author = {Wanko, Jeffrey J.},
title = {Japanese logic puzzles and proof.},
year = {2009},
journal = {Mathematics Teacher},
volume = {103},
number = {4},
issn = {0025-5769},
pages = {266-271},
publisher = {National Council of Teachers of Mathematics (NCTM), Reston, VA},
abstract = {Summary: An understanding of proof does not start in a high school geometry course. Rather, attention to logical reasoning throughout a student's school experience can help the development of proof readiness. In the spirit of problem solving, the author has begun to use some Japanese logic puzzles other than sudoku to help students develop additional problem-solving strategies while practicing deductive reasoning. When students are confronted with a logic puzzle for which they have not yet developed strategies for finding a solution, they are forced to put their deductive thinking skills into practice. In this article, the author highlights a few of the puzzle types that are less well known (at least in the United States) and the proof-readiness skills they help develop. He concludes that when students learn to provide deductive arguments for their puzzle-solving strategies, they are laying the foundation for good mathematical practices--in proofs and beyond. (Contains 8 figures and 5 online resources.) (ERIC)},

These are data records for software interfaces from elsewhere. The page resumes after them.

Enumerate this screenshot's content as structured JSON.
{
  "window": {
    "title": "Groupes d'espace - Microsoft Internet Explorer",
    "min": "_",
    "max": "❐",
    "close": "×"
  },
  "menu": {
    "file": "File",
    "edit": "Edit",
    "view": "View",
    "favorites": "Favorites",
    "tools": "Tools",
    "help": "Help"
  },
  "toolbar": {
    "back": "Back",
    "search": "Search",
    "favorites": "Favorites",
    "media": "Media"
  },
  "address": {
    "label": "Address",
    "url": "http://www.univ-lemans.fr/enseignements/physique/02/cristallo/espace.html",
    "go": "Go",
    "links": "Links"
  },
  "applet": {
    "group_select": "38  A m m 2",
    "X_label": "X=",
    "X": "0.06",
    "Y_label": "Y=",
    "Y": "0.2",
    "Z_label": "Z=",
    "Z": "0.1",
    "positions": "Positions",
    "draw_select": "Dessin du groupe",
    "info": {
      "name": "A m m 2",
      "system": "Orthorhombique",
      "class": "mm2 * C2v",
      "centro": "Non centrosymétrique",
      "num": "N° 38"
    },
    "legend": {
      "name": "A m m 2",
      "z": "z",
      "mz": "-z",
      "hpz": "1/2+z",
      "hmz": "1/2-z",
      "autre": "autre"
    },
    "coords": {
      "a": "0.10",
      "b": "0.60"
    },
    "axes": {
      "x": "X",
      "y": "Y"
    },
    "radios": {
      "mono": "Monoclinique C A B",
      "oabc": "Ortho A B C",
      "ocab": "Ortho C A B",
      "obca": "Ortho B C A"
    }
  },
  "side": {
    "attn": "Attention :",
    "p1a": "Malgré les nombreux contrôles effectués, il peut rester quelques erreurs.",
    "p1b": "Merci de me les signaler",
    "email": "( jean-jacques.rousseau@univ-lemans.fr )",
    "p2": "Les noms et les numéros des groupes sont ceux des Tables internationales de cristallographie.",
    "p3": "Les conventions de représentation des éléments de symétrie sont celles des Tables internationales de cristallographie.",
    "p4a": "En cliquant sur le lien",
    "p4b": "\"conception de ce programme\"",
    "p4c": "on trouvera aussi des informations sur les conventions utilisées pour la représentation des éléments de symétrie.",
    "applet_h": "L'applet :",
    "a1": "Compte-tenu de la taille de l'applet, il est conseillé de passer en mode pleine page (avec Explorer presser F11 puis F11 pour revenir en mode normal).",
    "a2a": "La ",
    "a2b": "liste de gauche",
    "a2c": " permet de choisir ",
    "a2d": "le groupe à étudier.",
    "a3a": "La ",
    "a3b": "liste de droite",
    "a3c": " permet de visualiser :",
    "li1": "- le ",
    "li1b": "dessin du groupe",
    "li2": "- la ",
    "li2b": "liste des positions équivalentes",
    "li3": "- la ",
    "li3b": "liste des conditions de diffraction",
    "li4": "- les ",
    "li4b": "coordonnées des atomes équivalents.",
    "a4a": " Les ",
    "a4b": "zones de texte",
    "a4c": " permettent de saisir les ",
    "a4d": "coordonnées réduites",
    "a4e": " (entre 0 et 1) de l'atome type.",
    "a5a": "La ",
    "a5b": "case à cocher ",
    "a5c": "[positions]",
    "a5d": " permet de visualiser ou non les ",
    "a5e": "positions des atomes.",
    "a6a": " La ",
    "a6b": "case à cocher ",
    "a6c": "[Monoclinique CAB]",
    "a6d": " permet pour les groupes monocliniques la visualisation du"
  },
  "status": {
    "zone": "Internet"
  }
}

msc2010 = {U62xx (C32xx E42xx)},
identifier = {2010c.00570},
}